Meanwhile, in Illinois, Attorney General Lisa Madigan announced plans last month to meet with the Chicago archdiocese and reach out to the other dioceses in Illinois, saying she "expect(s) the bishops will agree and cooperate fully."
She said in a press release that if dioceses refused to comply, she would "work with states' attorneys and law enforcement throughout Illinois to investigate."
A spokesperson for the attorney general's office said the probe was triggered by the Pennsylvania grand jury report.
"It really is in direct response to the report that named at least seven priests that had a direct connection to Illinois at some point," the spokesperson said.
Madigan, who last year initiated the elimination of Illinois' statute of limitations on child sex abuse crimes, also created a hotline specifically for allegations of clergy abuse.
Victims of clergy sexual abuse, or their family members, react as Pennsylvania Attorney General Josh Shapiro speaks during a news conference at the Pennsylvania Capitol in Harrisburg on Aug. 14. (AP/Matt Rourke)
The Chicago archdiocese said it plans to meet with the attorney general but claimed law enforcement officials reviewed its clergy files three times — in 1992, 2002 and 2015 — and noted that files detailing allegations of abuse by priests are already published on the archdiocese's website.
"We have been contacted by the Illinois Attorney General and look forward to discussing our policies and procedures related to misconduct issues with her and her office," read a statement from the archdiocese. "We have worked cooperatively with the Cook County and Lake County State's Attorneys for many years."
Other Illinois dioceses offered similar answers but declined to comment further for fear of interfering with the attorney general's effort.

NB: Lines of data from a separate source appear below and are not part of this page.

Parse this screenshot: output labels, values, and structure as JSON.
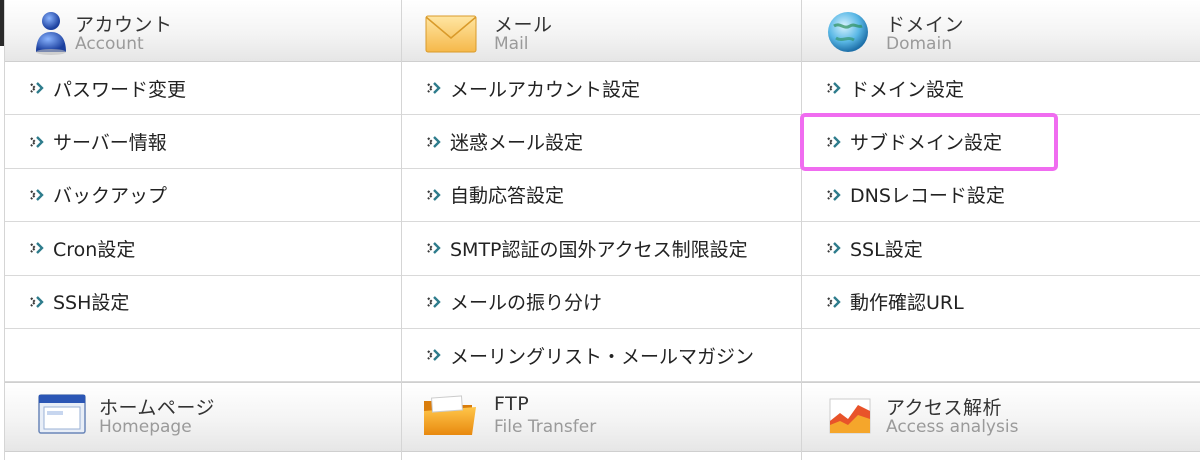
{
  "colors": {
    "highlight": "#f06cf0",
    "arrow_teal": "#2e7c8c",
    "arrow_dark": "#3a3a3a",
    "border": "#d5d5d5"
  },
  "columns": [
    {
      "header": {
        "title": "アカウント",
        "subtitle": "Account",
        "icon": "user-icon"
      },
      "items": [
        {
          "label": "パスワード変更"
        },
        {
          "label": "サーバー情報"
        },
        {
          "label": "バックアップ"
        },
        {
          "label": "Cron設定"
        },
        {
          "label": "SSH設定"
        }
      ],
      "bottom_header": {
        "title": "ホームページ",
        "subtitle": "Homepage",
        "icon": "browser-window-icon"
      }
    },
    {
      "header": {
        "title": "メール",
        "subtitle": "Mail",
        "icon": "envelope-icon"
      },
      "items": [
        {
          "label": "メールアカウント設定"
        },
        {
          "label": "迷惑メール設定"
        },
        {
          "label": "自動応答設定"
        },
        {
          "label": "SMTP認証の国外アクセス制限設定"
        },
        {
          "label": "メールの振り分け"
        },
        {
          "label": "メーリングリスト・メールマガジン"
        }
      ],
      "bottom_header": {
        "title": "FTP",
        "subtitle": "File Transfer",
        "icon": "folder-icon"
      }
    },
    {
      "header": {
        "title": "ドメイン",
        "subtitle": "Domain",
        "icon": "globe-icon"
      },
      "items": [
        {
          "label": "ドメイン設定"
        },
        {
          "label": "サブドメイン設定",
          "highlighted": true
        },
        {
          "label": "DNSレコード設定"
        },
        {
          "label": "SSL設定"
        },
        {
          "label": "動作確認URL"
        }
      ],
      "bottom_header": {
        "title": "アクセス解析",
        "subtitle": "Access analysis",
        "icon": "analytics-chart-icon"
      }
    }
  ]
}
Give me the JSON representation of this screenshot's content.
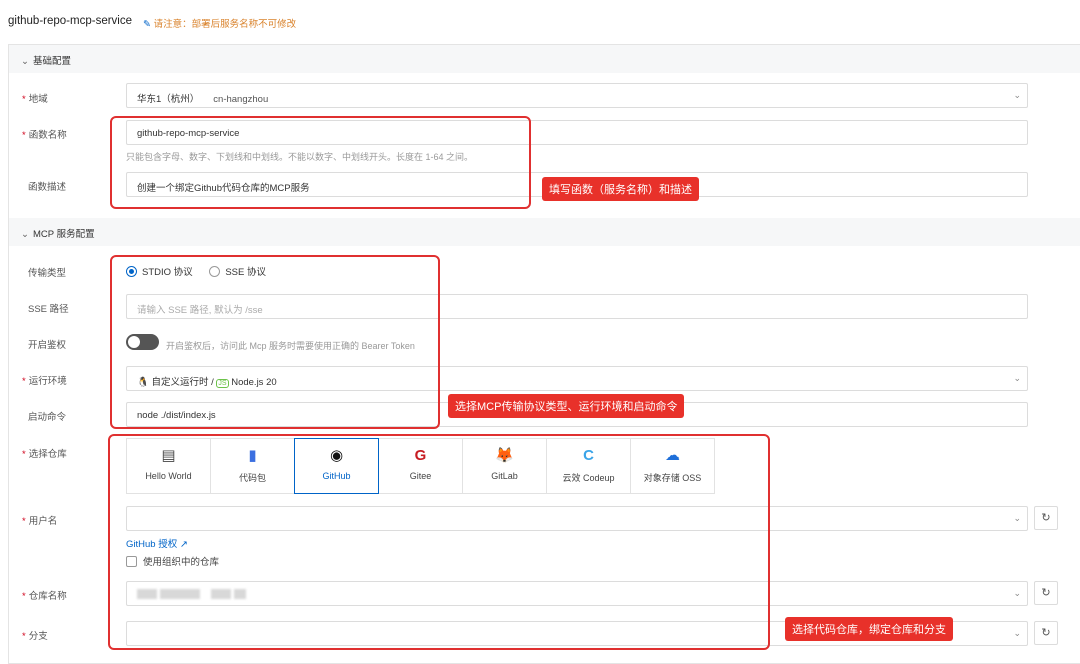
{
  "header": {
    "service_name": "github-repo-mcp-service",
    "warning": "请注意：部署后服务名称不可修改",
    "edit_icon": "pencil-icon"
  },
  "basic": {
    "section_title": "基础配置",
    "region": {
      "label": "地域",
      "value": "华东1（杭州）",
      "code": "cn-hangzhou"
    },
    "function_name": {
      "label": "函数名称",
      "value": "github-repo-mcp-service",
      "hint": "只能包含字母、数字、下划线和中划线。不能以数字、中划线开头。长度在 1-64 之间。"
    },
    "description": {
      "label": "函数描述",
      "value": "创建一个绑定Github代码仓库的MCP服务"
    }
  },
  "mcp": {
    "section_title": "MCP 服务配置",
    "transport": {
      "label": "传输类型",
      "options": [
        "STDIO 协议",
        "SSE 协议"
      ],
      "selected": "STDIO 协议"
    },
    "sse_path": {
      "label": "SSE 路径",
      "placeholder": "请输入 SSE 路径, 默认为 /sse"
    },
    "auth": {
      "label": "开启鉴权",
      "enabled": false,
      "hint": "开启鉴权后，访问此 Mcp 服务时需要使用正确的 Bearer Token"
    },
    "runtime": {
      "label": "运行环境",
      "custom": "自定义运行时 /",
      "value": "Node.js 20"
    },
    "command": {
      "label": "启动命令",
      "value": "node ./dist/index.js"
    },
    "repo": {
      "label": "选择仓库",
      "sources": [
        "Hello World",
        "代码包",
        "GitHub",
        "Gitee",
        "GitLab",
        "云效 Codeup",
        "对象存储 OSS"
      ],
      "selected": "GitHub"
    },
    "username": {
      "label": "用户名",
      "value": "",
      "auth_link": "GitHub 授权",
      "org_checkbox": "使用组织中的仓库",
      "org_checked": false
    },
    "repo_name": {
      "label": "仓库名称"
    },
    "branch": {
      "label": "分支",
      "value": ""
    }
  },
  "annotations": [
    "填写函数（服务名称）和描述",
    "选择MCP传输协议类型、运行环境和启动命令",
    "选择代码仓库，绑定仓库和分支"
  ],
  "colors": {
    "accent": "#0064c8",
    "annotation": "#e8312a",
    "warning": "#d9822b"
  }
}
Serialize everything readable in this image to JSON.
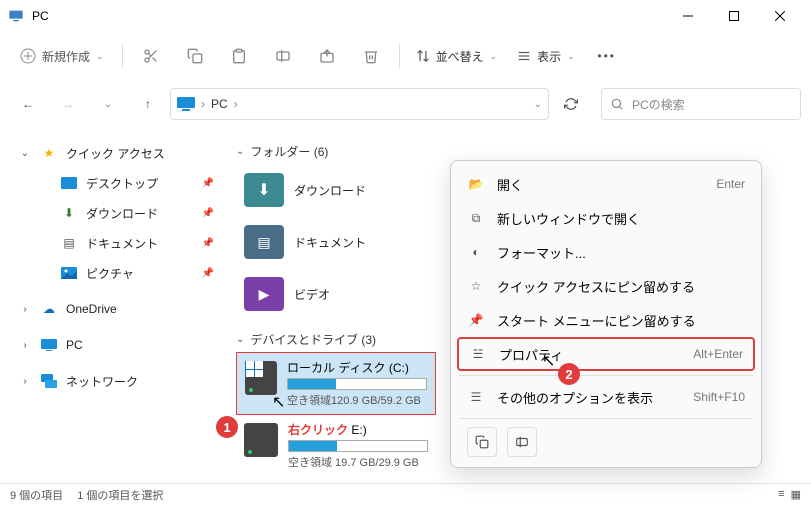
{
  "titlebar": {
    "title": "PC"
  },
  "toolbar": {
    "new_label": "新規作成",
    "sort_label": "並べ替え",
    "view_label": "表示"
  },
  "addr": {
    "crumb1": "PC",
    "sep": "›"
  },
  "search": {
    "placeholder": "PCの検索"
  },
  "sidebar": {
    "quick_access": "クイック アクセス",
    "desktop": "デスクトップ",
    "downloads": "ダウンロード",
    "documents": "ドキュメント",
    "pictures": "ピクチャ",
    "onedrive": "OneDrive",
    "pc": "PC",
    "network": "ネットワーク"
  },
  "main": {
    "folders_header": "フォルダー (6)",
    "folders": {
      "downloads": "ダウンロード",
      "documents": "ドキュメント",
      "videos": "ビデオ"
    },
    "drives_header": "デバイスとドライブ (3)",
    "drive_c": {
      "name": "ローカル ディスク (C:)",
      "space": "空き領域120.9 GB/59.2 GB",
      "fill_pct": 35
    },
    "drive_e": {
      "name": "E:)",
      "space": "空き領域 19.7 GB/29.9 GB",
      "fill_pct": 35
    }
  },
  "ctx": {
    "open": "開く",
    "open_accel": "Enter",
    "new_window": "新しいウィンドウで開く",
    "format": "フォーマット...",
    "pin_quick": "クイック アクセスにピン留めする",
    "pin_start": "スタート メニューにピン留めする",
    "properties": "プロパティ",
    "properties_accel": "Alt+Enter",
    "more": "その他のオプションを表示",
    "more_accel": "Shift+F10"
  },
  "status": {
    "items": "9 個の項目",
    "selected": "1 個の項目を選択"
  },
  "annotation": {
    "label": "右クリック",
    "b1": "1",
    "b2": "2"
  }
}
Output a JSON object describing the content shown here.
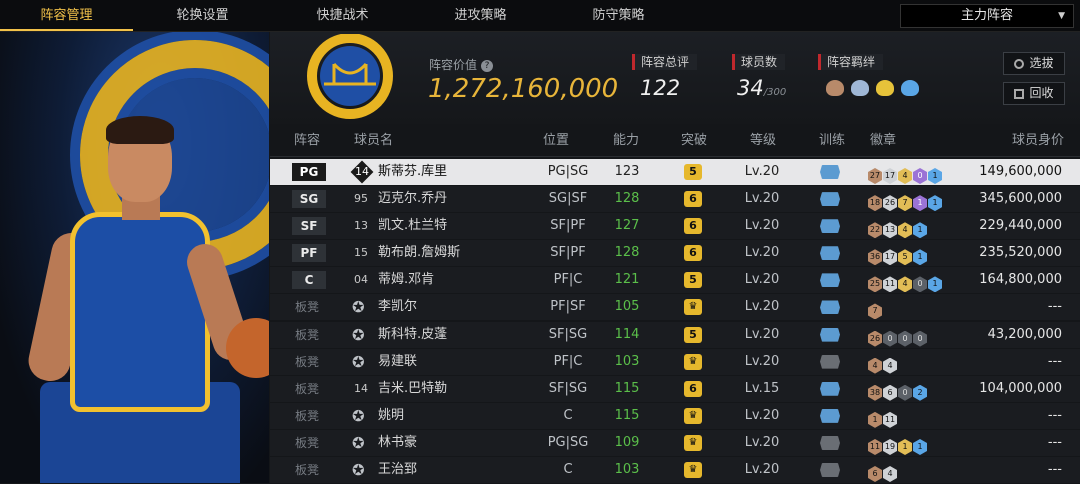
{
  "nav": {
    "tabs": [
      "阵容管理",
      "轮换设置",
      "快捷战术",
      "进攻策略",
      "防守策略"
    ],
    "active_tab": 0,
    "lineup_select": "主力阵容"
  },
  "header": {
    "value_label": "阵容价值",
    "value": "1,272,160,000",
    "overall_label": "阵容总评",
    "overall": "122",
    "players_label": "球员数",
    "players_count": "34",
    "players_max": "/300",
    "bond_label": "阵容羁绊",
    "bond_icons": [
      "bond-icon-1",
      "bond-icon-2",
      "bond-icon-3",
      "bond-icon-4"
    ],
    "btn_pick": "选拔",
    "btn_recycle": "回收"
  },
  "columns": [
    "阵容",
    "球员名",
    "位置",
    "能力",
    "突破",
    "等级",
    "训练",
    "徽章",
    "球员身价"
  ],
  "rows": [
    {
      "slot": "PG",
      "num": "14",
      "diamond": true,
      "name": "斯蒂芬.库里",
      "pos": "PG|SG",
      "ability": "123",
      "break": "5",
      "crown": false,
      "level": "Lv.20",
      "train": true,
      "badges": [
        [
          "br",
          "27"
        ],
        [
          "sv",
          "17"
        ],
        [
          "gd",
          "4"
        ],
        [
          "pu",
          "0"
        ],
        [
          "bl",
          "1"
        ]
      ],
      "worth": "149,600,000",
      "selected": true
    },
    {
      "slot": "SG",
      "num": "95",
      "diamond": false,
      "name": "迈克尔.乔丹",
      "pos": "SG|SF",
      "ability": "128",
      "break": "6",
      "crown": false,
      "level": "Lv.20",
      "train": true,
      "badges": [
        [
          "br",
          "18"
        ],
        [
          "sv",
          "26"
        ],
        [
          "gd",
          "7"
        ],
        [
          "pu",
          "1"
        ],
        [
          "bl",
          "1"
        ]
      ],
      "worth": "345,600,000"
    },
    {
      "slot": "SF",
      "num": "13",
      "diamond": false,
      "name": "凯文.杜兰特",
      "pos": "SF|PF",
      "ability": "127",
      "break": "6",
      "crown": false,
      "level": "Lv.20",
      "train": true,
      "badges": [
        [
          "br",
          "22"
        ],
        [
          "sv",
          "13"
        ],
        [
          "gd",
          "4"
        ],
        [
          "bl",
          "1"
        ]
      ],
      "worth": "229,440,000"
    },
    {
      "slot": "PF",
      "num": "15",
      "diamond": false,
      "name": "勒布朗.詹姆斯",
      "pos": "SF|PF",
      "ability": "128",
      "break": "6",
      "crown": false,
      "level": "Lv.20",
      "train": true,
      "badges": [
        [
          "br",
          "36"
        ],
        [
          "sv",
          "17"
        ],
        [
          "gd",
          "5"
        ],
        [
          "bl",
          "1"
        ]
      ],
      "worth": "235,520,000"
    },
    {
      "slot": "C",
      "num": "04",
      "diamond": false,
      "name": "蒂姆.邓肯",
      "pos": "PF|C",
      "ability": "121",
      "break": "5",
      "crown": false,
      "level": "Lv.20",
      "train": true,
      "badges": [
        [
          "br",
          "25"
        ],
        [
          "sv",
          "11"
        ],
        [
          "gd",
          "4"
        ],
        [
          "dk",
          "0"
        ],
        [
          "bl",
          "1"
        ]
      ],
      "worth": "164,800,000"
    },
    {
      "slot": "板凳",
      "num": "",
      "star": true,
      "name": "李凯尔",
      "pos": "PF|SF",
      "ability": "105",
      "break": "",
      "crown": true,
      "level": "Lv.20",
      "train": true,
      "badges": [
        [
          "br",
          "7"
        ]
      ],
      "worth": "---"
    },
    {
      "slot": "板凳",
      "num": "",
      "star": true,
      "name": "斯科特.皮蓬",
      "pos": "SF|SG",
      "ability": "114",
      "break": "5",
      "crown": false,
      "level": "Lv.20",
      "train": true,
      "badges": [
        [
          "br",
          "26"
        ],
        [
          "dk",
          "0"
        ],
        [
          "dk",
          "0"
        ],
        [
          "dk",
          "0"
        ]
      ],
      "worth": "43,200,000"
    },
    {
      "slot": "板凳",
      "num": "",
      "star": true,
      "name": "易建联",
      "pos": "PF|C",
      "ability": "103",
      "break": "",
      "crown": true,
      "level": "Lv.20",
      "train": false,
      "badges": [
        [
          "br",
          "4"
        ],
        [
          "sv",
          "4"
        ]
      ],
      "worth": "---"
    },
    {
      "slot": "板凳",
      "num": "14",
      "diamond": false,
      "name": "吉米.巴特勒",
      "pos": "SF|SG",
      "ability": "115",
      "break": "6",
      "crown": false,
      "level": "Lv.15",
      "train": true,
      "badges": [
        [
          "br",
          "38"
        ],
        [
          "sv",
          "6"
        ],
        [
          "dk",
          "0"
        ],
        [
          "bl",
          "2"
        ]
      ],
      "worth": "104,000,000"
    },
    {
      "slot": "板凳",
      "num": "",
      "star": true,
      "name": "姚明",
      "pos": "C",
      "ability": "115",
      "break": "",
      "crown": true,
      "level": "Lv.20",
      "train": true,
      "badges": [
        [
          "br",
          "1"
        ],
        [
          "sv",
          "11"
        ]
      ],
      "worth": "---"
    },
    {
      "slot": "板凳",
      "num": "",
      "star": true,
      "name": "林书豪",
      "pos": "PG|SG",
      "ability": "109",
      "break": "",
      "crown": true,
      "level": "Lv.20",
      "train": false,
      "badges": [
        [
          "br",
          "11"
        ],
        [
          "sv",
          "19"
        ],
        [
          "gd",
          "1"
        ],
        [
          "bl",
          "1"
        ]
      ],
      "worth": "---"
    },
    {
      "slot": "板凳",
      "num": "",
      "star": true,
      "name": "王治郅",
      "pos": "C",
      "ability": "103",
      "break": "",
      "crown": true,
      "level": "Lv.20",
      "train": false,
      "badges": [
        [
          "br",
          "6"
        ],
        [
          "sv",
          "4"
        ]
      ],
      "worth": "---"
    }
  ],
  "colors": {
    "accent": "#f2c24a",
    "value": "#e8b53a",
    "ability": "#5bbf4a",
    "red_marker": "#c0282d"
  }
}
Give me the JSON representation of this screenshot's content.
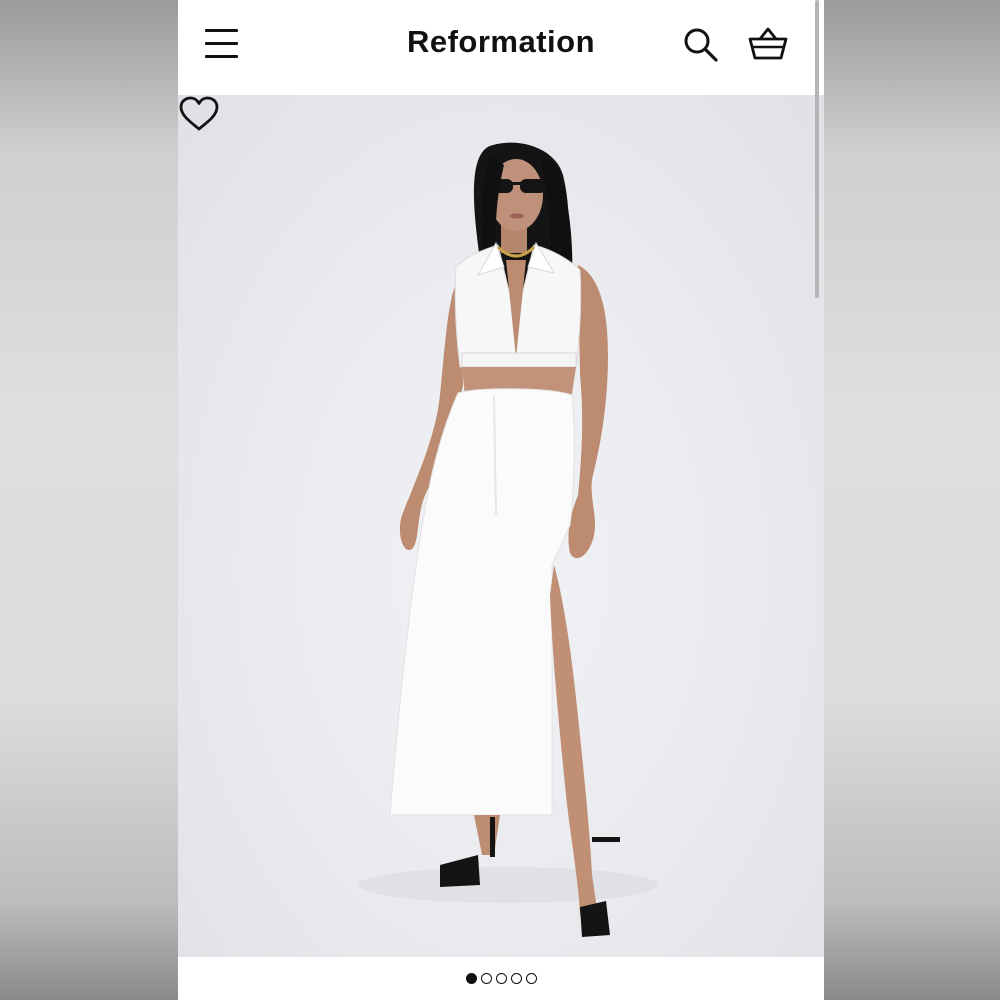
{
  "header": {
    "brand": "Reformation",
    "menu_icon": "hamburger-menu-icon",
    "search_icon": "search-icon",
    "cart_icon": "shopping-basket-icon"
  },
  "product": {
    "image_alt": "",
    "favorite_icon": "heart-icon"
  },
  "carousel": {
    "total_slides": 5,
    "active_index": 0
  },
  "colors": {
    "header_bg": "#ffffff",
    "icon": "#111111",
    "image_bg": "#e9eaee"
  }
}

It remains to be seen whether any of the state-level inquiries will produce the kind of bombshell that came out of Pennsylvania. None appears to be led by a grand jury, for instance, and it's unclear what, if any, new allegations will surface.
But for now, the broader trend of investigating the American Catholic Church seems far from over.